* About this task:
For this exercise, retype all the data exactly and exclude every image.

[Recorded data]
-- Opening Marker --
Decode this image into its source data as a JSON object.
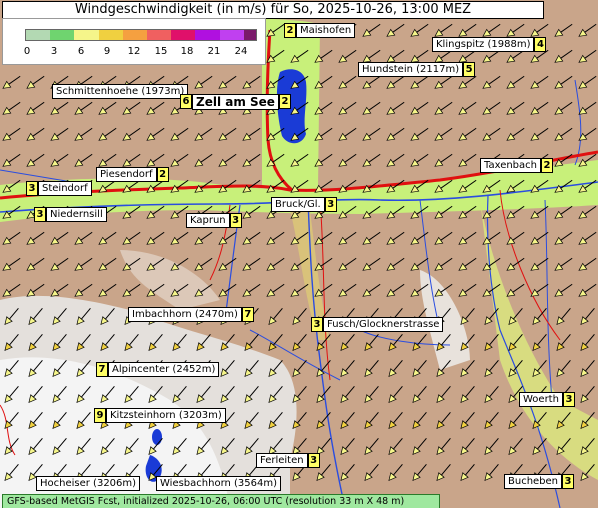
{
  "title": "Windgeschwindigkeit (in m/s) für So, 2025-10-26, 13:00 MEZ",
  "legend": {
    "ticks": [
      "0",
      "3",
      "6",
      "9",
      "12",
      "15",
      "18",
      "21",
      "24"
    ],
    "colors": [
      "#b3d9b3",
      "#6fd46f",
      "#f5f58a",
      "#f0d040",
      "#f5a040",
      "#f06060",
      "#e0106a",
      "#b010e0",
      "#c040f0",
      "#7a1a6a"
    ]
  },
  "places": [
    {
      "name": "Maishofen",
      "value": "2",
      "order": "vn"
    },
    {
      "name": "Klingspitz (1988m)",
      "value": "4",
      "order": "nv"
    },
    {
      "name": "Hundstein (2117m)",
      "value": "5",
      "order": "nv"
    },
    {
      "name": "Schmittenhoehe (1973m)",
      "value": "",
      "order": "n"
    },
    {
      "name": "Zell am See",
      "value": "2",
      "order": "nv",
      "big": true,
      "pre": "6"
    },
    {
      "name": "Piesendorf",
      "value": "2",
      "order": "nv"
    },
    {
      "name": "Taxenbach",
      "value": "2",
      "order": "nv"
    },
    {
      "name": "Steindorf",
      "value": "3",
      "order": "vn"
    },
    {
      "name": "Bruck/Gl.",
      "value": "3",
      "order": "nv"
    },
    {
      "name": "Niedernsill",
      "value": "3",
      "order": "vn"
    },
    {
      "name": "Kaprun",
      "value": "3",
      "order": "nv"
    },
    {
      "name": "Imbachhorn (2470m)",
      "value": "7",
      "order": "nv"
    },
    {
      "name": "Fusch/Glocknerstrasse",
      "value": "3",
      "order": "vn"
    },
    {
      "name": "Alpincenter (2452m)",
      "value": "7",
      "order": "vn"
    },
    {
      "name": "Kitzsteinhorn (3203m)",
      "value": "9",
      "order": "vn"
    },
    {
      "name": "Woerth",
      "value": "3",
      "order": "nv"
    },
    {
      "name": "Ferleiten",
      "value": "3",
      "order": "nv"
    },
    {
      "name": "Hocheiser (3206m)",
      "value": "",
      "order": "n"
    },
    {
      "name": "Wiesbachhorn (3564m)",
      "value": "",
      "order": "n"
    },
    {
      "name": "Bucheben",
      "value": "3",
      "order": "nv"
    }
  ],
  "footer": "GFS-based MetGIS Fcst, initialized 2025-10-26, 06:00 UTC  (resolution 33 m X 48 m)"
}
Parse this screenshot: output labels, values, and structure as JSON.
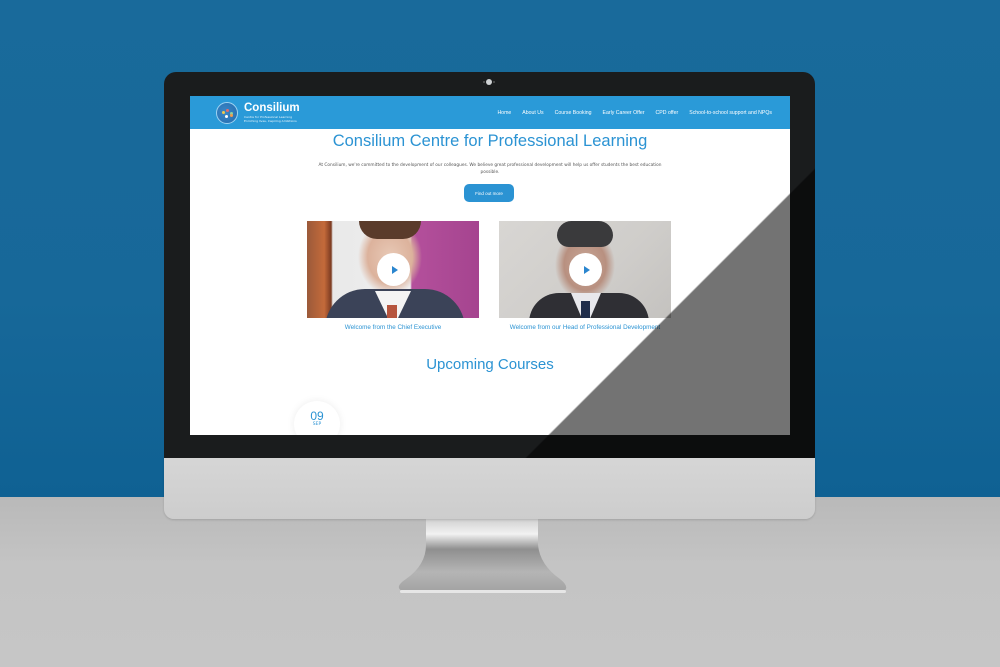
{
  "site": {
    "logo": {
      "name": "Consilium",
      "tagline_line1": "Centre for Professional Learning",
      "tagline_line2": "Enriching lives, Inspiring Ambitions"
    },
    "nav": {
      "items": [
        {
          "label": "Home"
        },
        {
          "label": "About Us"
        },
        {
          "label": "Course Booking"
        },
        {
          "label": "Early Career Offer"
        },
        {
          "label": "CPD offer"
        },
        {
          "label": "School-to-school support and NPQs"
        }
      ]
    },
    "hero": {
      "title": "Consilium Centre for Professional Learning",
      "text": "At Consilium, we're committed to the development of our colleagues. We believe great professional development will help us offer students the best education possible.",
      "button_label": "Find out more"
    },
    "videos": [
      {
        "caption": "Welcome from the Chief Executive",
        "icon": "play-icon"
      },
      {
        "caption": "Welcome from our Head of Professional Development",
        "icon": "play-icon"
      }
    ],
    "upcoming": {
      "title": "Upcoming Courses",
      "first_date": {
        "day": "09",
        "month": "SEP"
      }
    }
  },
  "colors": {
    "brand_blue": "#2b93d3",
    "navbar_blue": "#2a9ad8",
    "backdrop_blue": "#196a9b",
    "desk_grey": "#c3c3c3",
    "bezel": "#1a1c1d"
  }
}
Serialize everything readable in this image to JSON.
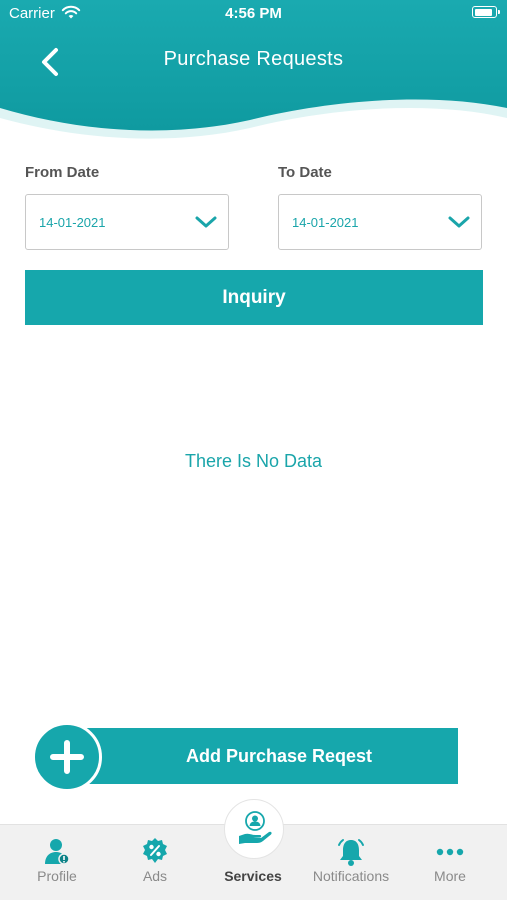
{
  "status_bar": {
    "carrier": "Carrier",
    "time": "4:56 PM"
  },
  "header": {
    "title": "Purchase Requests"
  },
  "filters": {
    "from_label": "From Date",
    "from_value": "14-01-2021",
    "to_label": "To Date",
    "to_value": "14-01-2021"
  },
  "inquiry_label": "Inquiry",
  "empty_message": "There Is No Data",
  "add_label": "Add Purchase Reqest",
  "tabs": [
    {
      "label": "Profile",
      "icon": "profile-icon"
    },
    {
      "label": "Ads",
      "icon": "percent-badge-icon"
    },
    {
      "label": "Services",
      "icon": "services-icon",
      "active": true
    },
    {
      "label": "Notifications",
      "icon": "bell-icon"
    },
    {
      "label": "More",
      "icon": "more-dots-icon"
    }
  ],
  "colors": {
    "accent": "#16a7ac",
    "header": "#1aa9ae",
    "tab_bg": "#f1f1f1"
  }
}
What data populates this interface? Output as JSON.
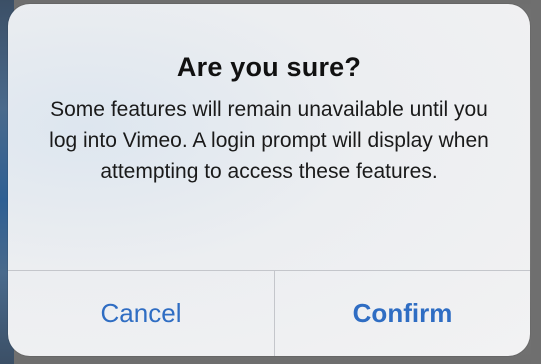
{
  "alert": {
    "title": "Are you sure?",
    "message": "Some features will remain unavailable until you log into Vimeo. A login prompt will display when attempting to access these features.",
    "buttons": {
      "cancel_label": "Cancel",
      "confirm_label": "Confirm"
    }
  },
  "colors": {
    "button_text": "#2f6dc3",
    "title_text": "#111111",
    "dialog_background": "#f0f1f3",
    "divider": "#c4c6cb"
  }
}
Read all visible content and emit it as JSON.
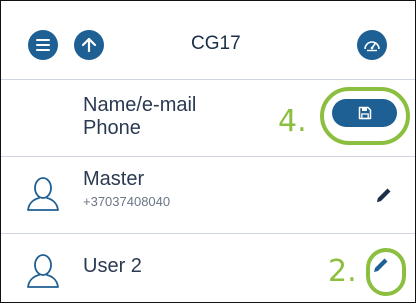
{
  "header": {
    "title": "CG17",
    "menu_icon": "menu-icon",
    "up_icon": "arrow-up-icon",
    "gauge_icon": "gauge-icon",
    "accent_color": "#1e5f94"
  },
  "columns": {
    "name_label": "Name/e-mail",
    "phone_label": "Phone",
    "save_icon": "save-icon"
  },
  "annotations": {
    "step_save": "4.",
    "step_edit": "2.",
    "highlight_color": "#8cbf3f"
  },
  "users": [
    {
      "name": "Master",
      "phone": "+37037408040",
      "avatar_icon": "user-icon",
      "edit_icon": "pencil-icon"
    },
    {
      "name": "User 2",
      "phone": "",
      "avatar_icon": "user-icon",
      "edit_icon": "pencil-icon"
    }
  ]
}
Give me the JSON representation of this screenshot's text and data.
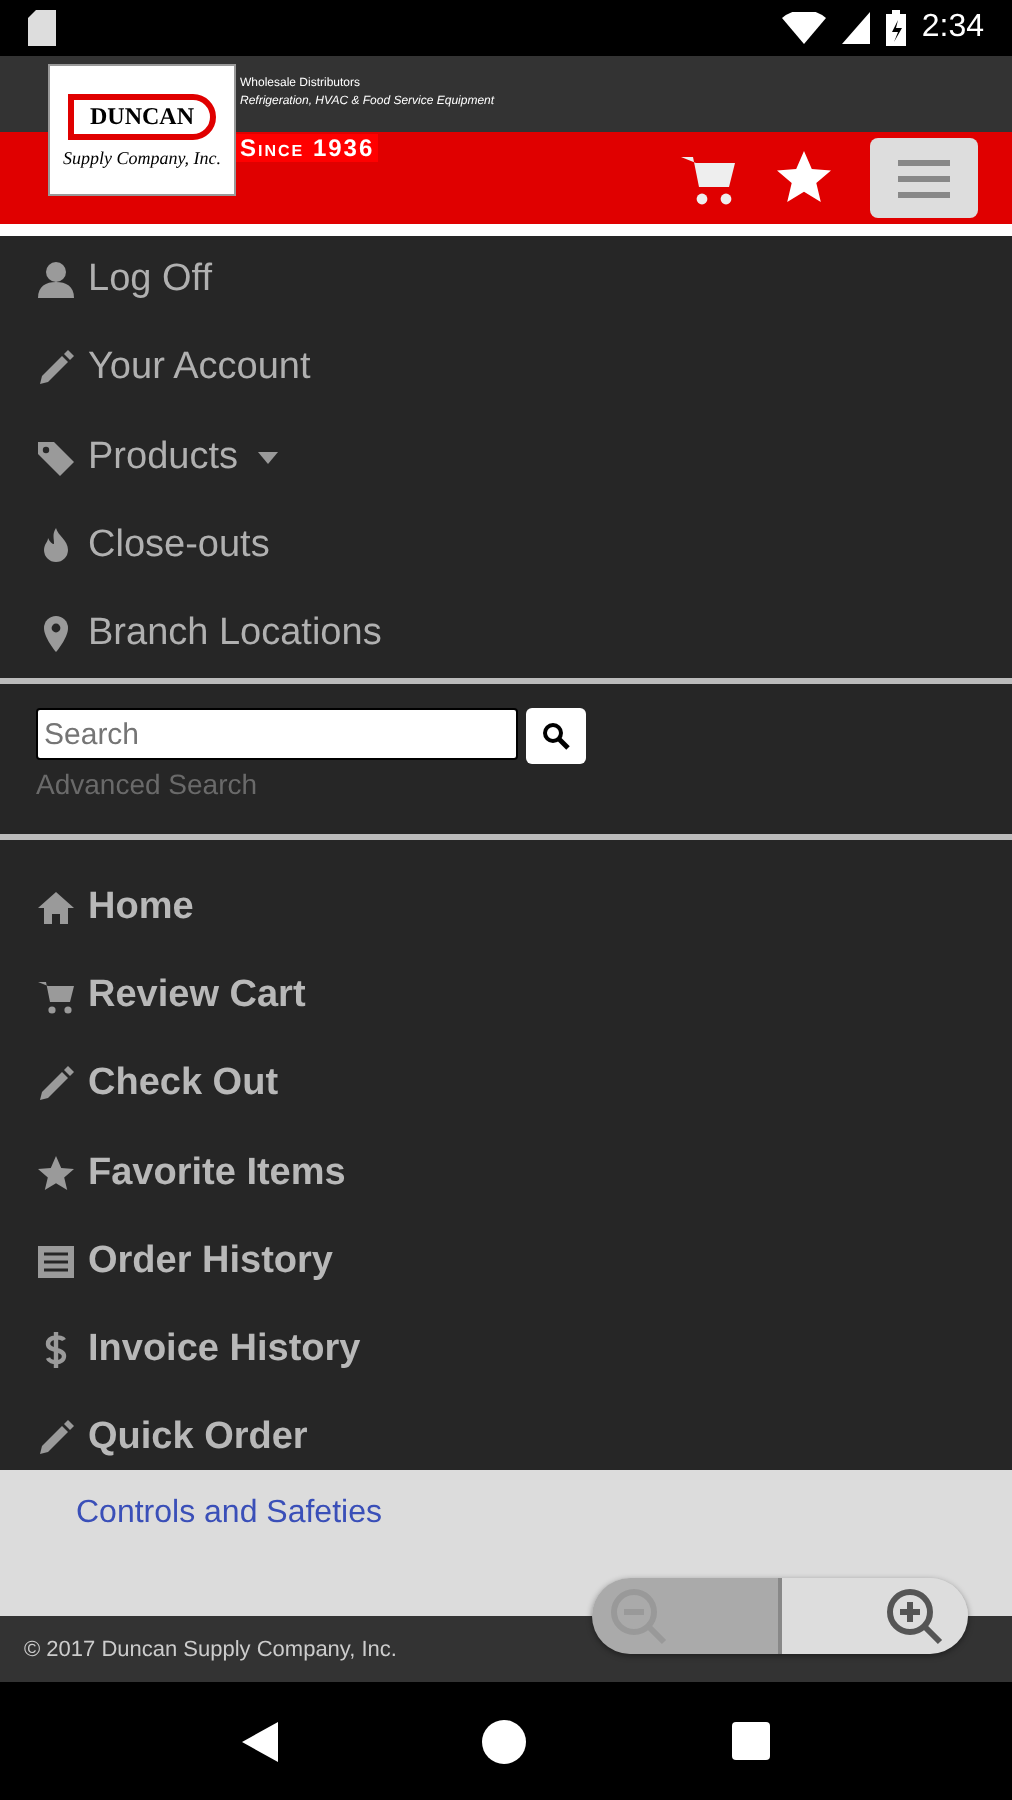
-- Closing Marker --
* Reply to the task:
Decode this image into its source data as a JSON object.
{
  "title": "Windgeschwindigkeit (in m/s) für So, 2025-10-26, 13:00 MEZ",
  "legend": {
    "ticks": [
      "0",
      "3",
      "6",
      "9",
      "12",
      "15",
      "18",
      "21",
      "24"
    ],
    "colors": [
      "#b3d9b3",
      "#6fd46f",
      "#f5f58a",
      "#f0d040",
      "#f5a040",
      "#f06060",
      "#e0106a",
      "#b010e0",
      "#c040f0",
      "#7a1a6a"
    ]
  },
  "places": [
    {
      "name": "Maishofen",
      "value": "2",
      "order": "vn"
    },
    {
      "name": "Klingspitz (1988m)",
      "value": "4",
      "order": "nv"
    },
    {
      "name": "Hundstein (2117m)",
      "value": "5",
      "order": "nv"
    },
    {
      "name": "Schmittenhoehe (1973m)",
      "value": "",
      "order": "n"
    },
    {
      "name": "Zell am See",
      "value": "2",
      "order": "nv",
      "big": true,
      "pre": "6"
    },
    {
      "name": "Piesendorf",
      "value": "2",
      "order": "nv"
    },
    {
      "name": "Taxenbach",
      "value": "2",
      "order": "nv"
    },
    {
      "name": "Steindorf",
      "value": "3",
      "order": "vn"
    },
    {
      "name": "Bruck/Gl.",
      "value": "3",
      "order": "nv"
    },
    {
      "name": "Niedernsill",
      "value": "3",
      "order": "vn"
    },
    {
      "name": "Kaprun",
      "value": "3",
      "order": "nv"
    },
    {
      "name": "Imbachhorn (2470m)",
      "value": "7",
      "order": "nv"
    },
    {
      "name": "Fusch/Glocknerstrasse",
      "value": "3",
      "order": "vn"
    },
    {
      "name": "Alpincenter (2452m)",
      "value": "7",
      "order": "vn"
    },
    {
      "name": "Kitzsteinhorn (3203m)",
      "value": "9",
      "order": "vn"
    },
    {
      "name": "Woerth",
      "value": "3",
      "order": "nv"
    },
    {
      "name": "Ferleiten",
      "value": "3",
      "order": "nv"
    },
    {
      "name": "Hocheiser (3206m)",
      "value": "",
      "order": "n"
    },
    {
      "name": "Wiesbachhorn (3564m)",
      "value": "",
      "order": "n"
    },
    {
      "name": "Bucheben",
      "value": "3",
      "order": "nv"
    }
  ],
  "footer": "GFS-based MetGIS Fcst, initialized 2025-10-26, 06:00 UTC  (resolution 33 m X 48 m)"
}
Parse this screenshot: output labels, values, and structure as JSON.
{
  "site": {
    "logo": {
      "name": "Consilium",
      "tagline_line1": "Centre for Professional Learning",
      "tagline_line2": "Enriching lives, Inspiring Ambitions"
    },
    "nav": {
      "items": [
        {
          "label": "Home"
        },
        {
          "label": "About Us"
        },
        {
          "label": "Course Booking"
        },
        {
          "label": "Early Career Offer"
        },
        {
          "label": "CPD offer"
        },
        {
          "label": "School-to-school support and NPQs"
        }
      ]
    },
    "hero": {
      "title": "Consilium Centre for Professional Learning",
      "text": "At Consilium, we're committed to the development of our colleagues. We believe great professional development will help us offer students the best education possible.",
      "button_label": "Find out more"
    },
    "videos": [
      {
        "caption": "Welcome from the Chief Executive",
        "icon": "play-icon"
      },
      {
        "caption": "Welcome from our Head of Professional Development",
        "icon": "play-icon"
      }
    ],
    "upcoming": {
      "title": "Upcoming Courses",
      "first_date": {
        "day": "09",
        "month": "SEP"
      }
    }
  },
  "colors": {
    "brand_blue": "#2b93d3",
    "navbar_blue": "#2a9ad8",
    "backdrop_blue": "#196a9b",
    "desk_grey": "#c3c3c3",
    "bezel": "#1a1c1d"
  }
}
Serialize everything readable in this image to JSON.
{
  "status_bar": {
    "carrier": "Carrier",
    "time": "4:56 PM"
  },
  "header": {
    "title": "Purchase Requests"
  },
  "filters": {
    "from_label": "From Date",
    "from_value": "14-01-2021",
    "to_label": "To Date",
    "to_value": "14-01-2021"
  },
  "inquiry_label": "Inquiry",
  "empty_message": "There Is No Data",
  "add_label": "Add Purchase Reqest",
  "tabs": [
    {
      "label": "Profile",
      "icon": "profile-icon"
    },
    {
      "label": "Ads",
      "icon": "percent-badge-icon"
    },
    {
      "label": "Services",
      "icon": "services-icon",
      "active": true
    },
    {
      "label": "Notifications",
      "icon": "bell-icon"
    },
    {
      "label": "More",
      "icon": "more-dots-icon"
    }
  ],
  "colors": {
    "accent": "#16a7ac",
    "header": "#1aa9ae",
    "tab_bg": "#f1f1f1"
  }
}
What data populates this interface? Output as JSON.
{
  "alert": {
    "title": "Are you sure?",
    "message": "Some features will remain unavailable until you log into Vimeo. A login prompt will display when attempting to access these features.",
    "buttons": {
      "cancel_label": "Cancel",
      "confirm_label": "Confirm"
    }
  },
  "colors": {
    "button_text": "#2f6dc3",
    "title_text": "#111111",
    "dialog_background": "#f0f1f3",
    "divider": "#c4c6cb"
  }
}
Read all visible content and emit it as JSON.
{
  "header": {
    "title": "CG17",
    "menu_icon": "menu-icon",
    "up_icon": "arrow-up-icon",
    "gauge_icon": "gauge-icon",
    "accent_color": "#1e5f94"
  },
  "columns": {
    "name_label": "Name/e-mail",
    "phone_label": "Phone",
    "save_icon": "save-icon"
  },
  "annotations": {
    "step_save": "4.",
    "step_edit": "2.",
    "highlight_color": "#8cbf3f"
  },
  "users": [
    {
      "name": "Master",
      "phone": "+37037408040",
      "avatar_icon": "user-icon",
      "edit_icon": "pencil-icon"
    },
    {
      "name": "User 2",
      "phone": "",
      "avatar_icon": "user-icon",
      "edit_icon": "pencil-icon"
    }
  ]
}
Give me the JSON representation of this screenshot's text and data.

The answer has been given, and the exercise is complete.